What about the rise of interest rates?
There is no doubt that higher rates have an impact on buyer psychology. For Millennials rates were well under 5%. Understandably, they are are now experiencing some sticker shock. Keep in mind, they are still able to purchase a home at rates far below what their parents were paying.
For those that worry that rising interest rates are an indicator of a market crash. Contrary to what some may believe, interests rates were dropping, not rising, just before the 2006/07 market crash. During this time, lenders were encouraged to relax their standards and people who would not have otherwise qualified for mortgages, were suddenly eligible. When the bottom fell out and sudden unemployment hit, many homeowners walked away.
NAR, Freddie Mac and the Mortgage Bankers Assoc. are all saying that home sales will rise in 2019. Going so far as to say that the number of transactions they are predicting will exceed that of 2018. For more on where interest rates are headed, click here.
What’s happening with new construction industry?
Prior to the 2006/07 market crash, new construction had flooded the market. Many home builders were left with
Although the new construction market began to pick up in the last 18 months, it’s still well below what it needs to be. According to Freddie Mac, the new construction industry fell short of the number of new build inventory by as much as 2.5 million nationwide.
Are lending standards getting too loose right now?
There’s plenty of evidence that points to the fact that the lowering of credit standards played a major role in driving the boom & bust of 2007. Each month, the Mortgage Bankers’ Association (MBA) releases a measurement which indicates the availability of mortgage credit known as the Mortgage Credit Availability Index (MCAI). This calculation includes credit score, loan type, loan to value ratio, debt to income ratio and more.
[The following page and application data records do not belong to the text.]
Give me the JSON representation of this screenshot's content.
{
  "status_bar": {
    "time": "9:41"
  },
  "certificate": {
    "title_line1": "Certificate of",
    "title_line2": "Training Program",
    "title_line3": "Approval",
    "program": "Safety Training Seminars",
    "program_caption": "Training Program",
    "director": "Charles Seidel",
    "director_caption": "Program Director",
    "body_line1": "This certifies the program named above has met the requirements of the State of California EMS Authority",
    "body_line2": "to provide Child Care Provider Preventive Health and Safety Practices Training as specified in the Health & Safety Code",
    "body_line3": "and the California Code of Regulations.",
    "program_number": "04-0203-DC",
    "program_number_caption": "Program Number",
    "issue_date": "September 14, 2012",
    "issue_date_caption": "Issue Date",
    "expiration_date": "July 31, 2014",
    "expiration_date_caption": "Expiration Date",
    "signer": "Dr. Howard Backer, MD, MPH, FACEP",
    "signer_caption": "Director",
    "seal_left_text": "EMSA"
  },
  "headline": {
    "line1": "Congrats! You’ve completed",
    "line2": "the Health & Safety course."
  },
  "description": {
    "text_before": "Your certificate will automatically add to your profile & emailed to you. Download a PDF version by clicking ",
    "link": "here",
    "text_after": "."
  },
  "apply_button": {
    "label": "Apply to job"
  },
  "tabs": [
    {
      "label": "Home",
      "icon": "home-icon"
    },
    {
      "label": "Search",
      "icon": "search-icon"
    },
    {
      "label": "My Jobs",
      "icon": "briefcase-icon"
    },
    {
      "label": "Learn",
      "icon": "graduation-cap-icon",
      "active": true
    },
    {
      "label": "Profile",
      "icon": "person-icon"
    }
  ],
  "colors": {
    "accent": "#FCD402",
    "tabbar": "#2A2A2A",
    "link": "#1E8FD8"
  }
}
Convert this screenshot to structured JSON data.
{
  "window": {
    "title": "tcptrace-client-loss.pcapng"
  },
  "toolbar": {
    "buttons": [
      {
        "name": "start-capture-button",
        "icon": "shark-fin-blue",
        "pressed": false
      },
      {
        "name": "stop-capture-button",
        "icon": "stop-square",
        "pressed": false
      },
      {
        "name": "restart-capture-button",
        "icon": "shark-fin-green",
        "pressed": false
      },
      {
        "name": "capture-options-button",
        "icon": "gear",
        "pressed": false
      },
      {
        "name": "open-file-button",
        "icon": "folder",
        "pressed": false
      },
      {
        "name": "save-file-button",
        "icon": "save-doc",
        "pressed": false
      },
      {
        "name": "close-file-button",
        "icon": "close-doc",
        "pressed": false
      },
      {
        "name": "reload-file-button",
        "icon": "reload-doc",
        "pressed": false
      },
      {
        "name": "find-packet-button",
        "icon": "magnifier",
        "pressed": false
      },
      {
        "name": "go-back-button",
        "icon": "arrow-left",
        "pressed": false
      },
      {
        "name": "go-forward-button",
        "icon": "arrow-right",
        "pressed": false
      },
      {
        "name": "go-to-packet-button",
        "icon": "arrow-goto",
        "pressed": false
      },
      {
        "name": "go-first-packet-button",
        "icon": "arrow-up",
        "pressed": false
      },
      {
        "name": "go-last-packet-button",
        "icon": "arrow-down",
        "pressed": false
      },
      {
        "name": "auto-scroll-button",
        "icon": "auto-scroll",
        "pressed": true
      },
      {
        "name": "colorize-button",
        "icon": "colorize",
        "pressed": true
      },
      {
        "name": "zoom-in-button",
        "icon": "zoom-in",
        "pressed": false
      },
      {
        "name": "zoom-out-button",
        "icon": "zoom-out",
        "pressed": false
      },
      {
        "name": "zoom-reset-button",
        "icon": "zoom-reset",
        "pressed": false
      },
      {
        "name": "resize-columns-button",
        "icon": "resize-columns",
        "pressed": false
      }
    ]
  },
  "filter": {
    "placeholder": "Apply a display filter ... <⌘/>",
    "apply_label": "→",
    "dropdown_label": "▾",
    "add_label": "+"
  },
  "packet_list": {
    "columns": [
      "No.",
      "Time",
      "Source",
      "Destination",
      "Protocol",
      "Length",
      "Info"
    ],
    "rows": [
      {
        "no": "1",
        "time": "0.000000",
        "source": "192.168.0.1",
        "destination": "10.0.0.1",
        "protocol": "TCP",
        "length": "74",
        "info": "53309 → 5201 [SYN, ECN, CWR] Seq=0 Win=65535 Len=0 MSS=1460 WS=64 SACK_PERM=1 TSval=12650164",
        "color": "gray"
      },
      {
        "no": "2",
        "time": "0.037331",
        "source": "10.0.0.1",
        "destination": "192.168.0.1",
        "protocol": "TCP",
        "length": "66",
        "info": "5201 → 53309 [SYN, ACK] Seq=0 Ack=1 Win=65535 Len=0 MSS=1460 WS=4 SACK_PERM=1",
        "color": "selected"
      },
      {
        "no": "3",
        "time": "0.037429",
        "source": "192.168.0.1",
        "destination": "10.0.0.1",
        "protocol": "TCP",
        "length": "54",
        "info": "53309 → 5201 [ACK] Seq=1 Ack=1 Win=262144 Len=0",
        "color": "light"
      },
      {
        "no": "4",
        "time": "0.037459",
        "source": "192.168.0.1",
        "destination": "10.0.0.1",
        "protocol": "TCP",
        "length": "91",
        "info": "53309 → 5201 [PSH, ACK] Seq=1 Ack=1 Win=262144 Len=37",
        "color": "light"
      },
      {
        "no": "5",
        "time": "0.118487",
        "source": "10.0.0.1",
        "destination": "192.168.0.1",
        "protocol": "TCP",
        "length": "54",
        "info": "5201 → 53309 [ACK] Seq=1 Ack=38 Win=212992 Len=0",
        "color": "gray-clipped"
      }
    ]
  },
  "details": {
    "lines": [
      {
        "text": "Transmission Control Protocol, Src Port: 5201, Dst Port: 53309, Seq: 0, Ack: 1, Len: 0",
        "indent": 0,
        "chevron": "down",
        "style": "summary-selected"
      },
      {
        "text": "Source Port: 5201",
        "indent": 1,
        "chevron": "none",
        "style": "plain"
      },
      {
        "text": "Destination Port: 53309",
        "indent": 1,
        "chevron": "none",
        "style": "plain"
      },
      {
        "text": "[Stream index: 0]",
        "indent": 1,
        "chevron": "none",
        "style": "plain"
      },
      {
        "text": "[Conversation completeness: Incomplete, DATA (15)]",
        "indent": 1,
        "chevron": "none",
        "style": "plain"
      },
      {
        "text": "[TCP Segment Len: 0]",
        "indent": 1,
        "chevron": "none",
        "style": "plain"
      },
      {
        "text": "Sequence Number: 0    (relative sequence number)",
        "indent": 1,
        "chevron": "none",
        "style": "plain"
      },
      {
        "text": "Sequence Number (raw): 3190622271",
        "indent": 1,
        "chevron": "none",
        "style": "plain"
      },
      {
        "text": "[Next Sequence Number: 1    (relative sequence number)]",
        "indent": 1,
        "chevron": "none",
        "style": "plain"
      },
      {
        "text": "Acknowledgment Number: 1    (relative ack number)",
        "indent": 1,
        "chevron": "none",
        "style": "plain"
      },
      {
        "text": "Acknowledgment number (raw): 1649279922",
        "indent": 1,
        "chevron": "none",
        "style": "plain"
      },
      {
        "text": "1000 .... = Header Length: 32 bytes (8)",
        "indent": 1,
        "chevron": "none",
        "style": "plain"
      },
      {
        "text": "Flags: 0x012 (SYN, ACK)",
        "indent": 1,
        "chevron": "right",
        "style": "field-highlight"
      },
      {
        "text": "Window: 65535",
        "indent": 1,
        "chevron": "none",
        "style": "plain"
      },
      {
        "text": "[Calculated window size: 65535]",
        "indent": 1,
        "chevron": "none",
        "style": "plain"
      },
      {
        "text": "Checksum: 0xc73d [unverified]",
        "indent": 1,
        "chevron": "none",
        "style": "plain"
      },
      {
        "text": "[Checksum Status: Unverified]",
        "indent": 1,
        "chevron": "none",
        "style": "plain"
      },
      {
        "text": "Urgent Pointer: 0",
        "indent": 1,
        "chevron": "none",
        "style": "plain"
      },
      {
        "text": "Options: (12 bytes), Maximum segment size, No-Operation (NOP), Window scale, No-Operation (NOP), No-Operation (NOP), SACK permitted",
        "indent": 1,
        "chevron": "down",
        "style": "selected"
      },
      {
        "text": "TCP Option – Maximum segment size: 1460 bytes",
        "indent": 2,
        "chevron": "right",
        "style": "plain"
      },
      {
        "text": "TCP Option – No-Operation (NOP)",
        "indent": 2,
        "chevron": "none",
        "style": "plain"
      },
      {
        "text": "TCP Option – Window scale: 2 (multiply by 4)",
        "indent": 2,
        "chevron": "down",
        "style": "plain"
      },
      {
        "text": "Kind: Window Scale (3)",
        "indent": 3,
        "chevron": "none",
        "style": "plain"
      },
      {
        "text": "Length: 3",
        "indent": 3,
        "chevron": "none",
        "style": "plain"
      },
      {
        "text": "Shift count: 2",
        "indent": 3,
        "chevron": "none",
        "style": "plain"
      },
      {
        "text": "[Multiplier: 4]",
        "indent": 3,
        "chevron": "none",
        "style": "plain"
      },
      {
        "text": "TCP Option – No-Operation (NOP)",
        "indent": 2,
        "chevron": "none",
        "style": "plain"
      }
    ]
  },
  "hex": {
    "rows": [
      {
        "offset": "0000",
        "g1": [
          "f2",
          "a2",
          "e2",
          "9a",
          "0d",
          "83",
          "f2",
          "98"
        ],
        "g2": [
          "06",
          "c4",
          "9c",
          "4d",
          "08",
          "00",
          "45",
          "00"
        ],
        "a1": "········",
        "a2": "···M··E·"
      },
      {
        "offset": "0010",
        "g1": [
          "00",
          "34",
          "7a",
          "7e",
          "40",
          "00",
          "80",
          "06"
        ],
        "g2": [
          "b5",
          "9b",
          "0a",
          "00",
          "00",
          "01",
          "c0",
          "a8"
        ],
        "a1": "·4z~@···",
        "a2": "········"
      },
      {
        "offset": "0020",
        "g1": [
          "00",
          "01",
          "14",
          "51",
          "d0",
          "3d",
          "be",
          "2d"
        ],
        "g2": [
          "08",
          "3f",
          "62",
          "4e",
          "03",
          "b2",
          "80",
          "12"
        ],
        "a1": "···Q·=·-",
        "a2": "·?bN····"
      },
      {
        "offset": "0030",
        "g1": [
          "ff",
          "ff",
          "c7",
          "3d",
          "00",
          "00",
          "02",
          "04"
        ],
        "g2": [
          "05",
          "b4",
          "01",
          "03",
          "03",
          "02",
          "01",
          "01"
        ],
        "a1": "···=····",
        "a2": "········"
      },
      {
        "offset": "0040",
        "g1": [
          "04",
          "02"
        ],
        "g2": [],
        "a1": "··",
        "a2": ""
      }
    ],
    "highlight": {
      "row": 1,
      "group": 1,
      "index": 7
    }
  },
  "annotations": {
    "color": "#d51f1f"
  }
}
Basically, the higher the number, the easier it is to obtain mortgage financing.
During the buildup that lead to the last housing bubble, the MCAI sat at around 400. In 2005 and 2006, the measurement more than doubled to over 800 and was still at almost 600 in 2007. When the market crashed in 2008, the index fell to just over 100. Today the MCAI sits at 186.7 – indicating
What does this mean for me selling my house?
Keep in mind, the numbers I refer to here in this blog are mostly national, not local. I live and work as a full-time Realtor in Livingston County, Michigan where home demand is still very high. We’ve only just started to see a slight slow down in home appreciation rates coupled with a slow increase in inventory month over month.
This is still a great time to sell because homes have NOT depreciated and market values are at around 6%. Depending on when you purchased your home and how much equity you’ve built up over the years, now is a great time to leverage your most valuable asset into an upgrade or downsize to a smaller home. Click to r
The sooner you list your home for sale in 2019, the better because you’ll be able to get ahead of the Spring/Summer market influx where competition is always much higher. Serious home b
What does this mean for first-time home buyers?
With 2019, comes more inventory which means more to choose from. Home prices are starting to level off now but don’t expect a big drop. More inventory also means homeowners will be more willing to negotiate and there’s a greater chance of securing that perfect first home. It also means less bidding wars you’ll have to engage in. Read “Armed & Ready: 5 Winning Home Buyer Tips”.
Comments & Questions
As always, I invite you to leave your comments below. Do you have any questions? I’m happy to help.